Games & Activities for Alcoholism & Drug Abuse
Alcoholism and drug abuse are difficult to overcome. Even those who successfully stay straight must constantly practice managing their addiction. Games and activities can help motivate drug abusers and alcoholics to curtail their addictions, but they require a willingness to acknowledge the problem and seek help.
Meet the Group
When beginning group therapy, the therapist will want group members to be comfortable with each other. Group members should each be assigned one fact to find out about other members. Examples could include their age, what causes them stress, or any other fact that the therapist assigns, The object of this game is to be the first person to obtain the needed information from all group members and sit down. Each member gets paper, a pencil, and is told to mingle and interview other group members. As group members finish, they join the winner and eventually each person shares what he has learned.

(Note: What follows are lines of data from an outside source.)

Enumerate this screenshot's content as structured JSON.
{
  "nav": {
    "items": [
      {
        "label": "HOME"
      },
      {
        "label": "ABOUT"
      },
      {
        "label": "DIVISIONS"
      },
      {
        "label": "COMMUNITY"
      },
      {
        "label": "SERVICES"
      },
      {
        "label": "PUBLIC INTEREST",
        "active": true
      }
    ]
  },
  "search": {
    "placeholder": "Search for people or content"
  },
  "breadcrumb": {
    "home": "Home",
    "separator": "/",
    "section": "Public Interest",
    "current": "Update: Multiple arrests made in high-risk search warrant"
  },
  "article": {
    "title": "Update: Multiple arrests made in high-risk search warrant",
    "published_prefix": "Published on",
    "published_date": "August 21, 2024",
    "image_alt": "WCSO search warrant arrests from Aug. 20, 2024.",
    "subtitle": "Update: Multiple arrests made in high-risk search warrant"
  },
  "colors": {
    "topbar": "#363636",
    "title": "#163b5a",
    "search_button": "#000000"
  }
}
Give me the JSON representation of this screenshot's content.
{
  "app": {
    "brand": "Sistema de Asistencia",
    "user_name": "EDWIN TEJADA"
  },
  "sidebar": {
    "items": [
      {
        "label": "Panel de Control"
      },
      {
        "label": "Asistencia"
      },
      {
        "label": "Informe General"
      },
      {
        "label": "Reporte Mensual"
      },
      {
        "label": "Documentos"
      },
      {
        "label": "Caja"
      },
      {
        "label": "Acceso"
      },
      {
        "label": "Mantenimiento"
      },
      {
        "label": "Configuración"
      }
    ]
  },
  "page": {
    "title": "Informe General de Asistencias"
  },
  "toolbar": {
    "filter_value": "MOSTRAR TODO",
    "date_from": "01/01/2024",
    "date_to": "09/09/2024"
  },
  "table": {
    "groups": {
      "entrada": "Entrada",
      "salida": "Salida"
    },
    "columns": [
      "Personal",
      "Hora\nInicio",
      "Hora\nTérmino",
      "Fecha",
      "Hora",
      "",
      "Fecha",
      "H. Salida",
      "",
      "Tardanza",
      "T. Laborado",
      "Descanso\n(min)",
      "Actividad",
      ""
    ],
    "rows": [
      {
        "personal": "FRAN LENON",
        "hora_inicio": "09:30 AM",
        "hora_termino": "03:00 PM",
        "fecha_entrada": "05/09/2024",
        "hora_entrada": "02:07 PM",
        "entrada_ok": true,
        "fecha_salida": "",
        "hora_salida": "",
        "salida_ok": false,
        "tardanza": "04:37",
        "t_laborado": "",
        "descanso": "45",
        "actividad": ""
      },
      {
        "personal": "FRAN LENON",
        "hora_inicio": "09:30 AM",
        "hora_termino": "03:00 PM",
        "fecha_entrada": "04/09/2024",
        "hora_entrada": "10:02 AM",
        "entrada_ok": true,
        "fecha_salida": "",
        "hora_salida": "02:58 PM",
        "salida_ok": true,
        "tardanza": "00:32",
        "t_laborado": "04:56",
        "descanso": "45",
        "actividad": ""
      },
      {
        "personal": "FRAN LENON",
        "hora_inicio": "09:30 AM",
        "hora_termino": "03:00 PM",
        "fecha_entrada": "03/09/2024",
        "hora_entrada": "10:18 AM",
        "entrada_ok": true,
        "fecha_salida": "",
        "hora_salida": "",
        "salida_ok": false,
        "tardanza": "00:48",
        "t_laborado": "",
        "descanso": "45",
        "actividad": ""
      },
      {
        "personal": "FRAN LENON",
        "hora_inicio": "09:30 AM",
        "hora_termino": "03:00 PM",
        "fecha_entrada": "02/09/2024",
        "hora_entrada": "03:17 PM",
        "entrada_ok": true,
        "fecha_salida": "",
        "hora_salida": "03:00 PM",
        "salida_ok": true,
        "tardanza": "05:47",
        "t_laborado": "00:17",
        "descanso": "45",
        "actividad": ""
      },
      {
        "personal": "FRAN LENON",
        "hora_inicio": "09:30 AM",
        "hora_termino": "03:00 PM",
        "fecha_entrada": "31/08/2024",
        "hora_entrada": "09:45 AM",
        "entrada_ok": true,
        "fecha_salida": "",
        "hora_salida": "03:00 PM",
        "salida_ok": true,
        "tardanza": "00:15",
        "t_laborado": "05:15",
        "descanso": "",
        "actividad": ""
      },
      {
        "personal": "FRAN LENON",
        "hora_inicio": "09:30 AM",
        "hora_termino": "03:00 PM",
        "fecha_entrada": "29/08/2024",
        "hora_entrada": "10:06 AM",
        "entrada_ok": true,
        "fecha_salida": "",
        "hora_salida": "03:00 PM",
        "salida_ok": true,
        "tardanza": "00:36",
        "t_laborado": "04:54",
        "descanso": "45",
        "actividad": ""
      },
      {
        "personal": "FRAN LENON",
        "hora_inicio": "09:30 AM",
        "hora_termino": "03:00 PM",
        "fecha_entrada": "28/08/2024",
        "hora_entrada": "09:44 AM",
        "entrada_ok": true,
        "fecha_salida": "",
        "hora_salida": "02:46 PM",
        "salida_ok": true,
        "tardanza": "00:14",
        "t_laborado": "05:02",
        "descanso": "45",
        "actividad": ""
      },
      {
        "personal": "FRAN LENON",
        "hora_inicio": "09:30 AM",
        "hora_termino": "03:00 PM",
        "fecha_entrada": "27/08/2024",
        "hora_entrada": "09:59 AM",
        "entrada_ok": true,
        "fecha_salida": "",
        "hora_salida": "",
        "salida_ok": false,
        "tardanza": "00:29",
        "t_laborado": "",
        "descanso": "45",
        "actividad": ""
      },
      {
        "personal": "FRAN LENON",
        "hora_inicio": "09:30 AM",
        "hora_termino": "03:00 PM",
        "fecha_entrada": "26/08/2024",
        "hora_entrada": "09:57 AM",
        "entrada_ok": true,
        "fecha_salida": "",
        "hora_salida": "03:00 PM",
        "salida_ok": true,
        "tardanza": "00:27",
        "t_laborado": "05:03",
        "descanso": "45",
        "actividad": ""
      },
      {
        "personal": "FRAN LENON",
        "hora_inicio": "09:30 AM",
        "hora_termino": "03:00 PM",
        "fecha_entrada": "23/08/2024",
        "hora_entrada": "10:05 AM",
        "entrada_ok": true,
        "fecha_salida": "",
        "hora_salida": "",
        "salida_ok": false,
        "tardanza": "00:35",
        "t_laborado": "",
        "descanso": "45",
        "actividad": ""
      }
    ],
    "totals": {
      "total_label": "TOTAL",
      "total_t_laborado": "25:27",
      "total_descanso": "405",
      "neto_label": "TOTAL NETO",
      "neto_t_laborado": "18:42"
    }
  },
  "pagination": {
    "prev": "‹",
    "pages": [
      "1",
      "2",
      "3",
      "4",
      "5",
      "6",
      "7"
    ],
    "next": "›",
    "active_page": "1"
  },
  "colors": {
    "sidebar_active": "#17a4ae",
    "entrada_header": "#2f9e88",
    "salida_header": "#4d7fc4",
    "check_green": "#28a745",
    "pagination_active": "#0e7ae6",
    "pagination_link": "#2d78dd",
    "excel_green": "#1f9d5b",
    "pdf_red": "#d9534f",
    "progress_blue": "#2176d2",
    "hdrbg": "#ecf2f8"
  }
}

In another game, group members hold hands in a manner which makes them tangled. The object of the game is to get untangled without letting go. Group members are forced to work together to succeed in their mission.
Identify Dangerous Situations Game
The therapist will assign two or three people a place or activity to act out in charade style for the rest of the group. Each charade group will be predetermined and when a member of the group correctly guesses the scenario, his group will act out the next scenario. By the end of the game, participants should have a clear list of activities and places that are more likely to tempt them to abuse substances. The game can be followed up with some strategies for resisting temptation when in those situations.
Resistance Role Playing Game
Therapist will hold four cards that say either quitter or abuser. Four people will each draw a card. Abusers will do their best to convince quitters to use a substance. If either quitter is convinced, the abusers win, but only abusers will know that they need only convince one quitter to win the game. Therapist will evaluate strategies for five or ten minutes and then a new group will play. After all players have had a turn, strategies will be discussed with the group.
Watch movies and read books that reinforce the dangers of substance abuse. Attend motivational lectures or even arrange meetings with abusers who have physically injured themselves or others and are suffering from the consequences. Watch movies or videotapes of people undergoing stressful situations. Turn off the video and discuss ways the scenario could be handled without drugs or alcohol.
Abusers should constantly be made aware of alternate ways to confront problems. Family members, therapists, psychologists and support groups can help by organizing activities that keep their minds off substance abuse. In some situations, discussions with a private therapist may be the best activity to help a substance abuser.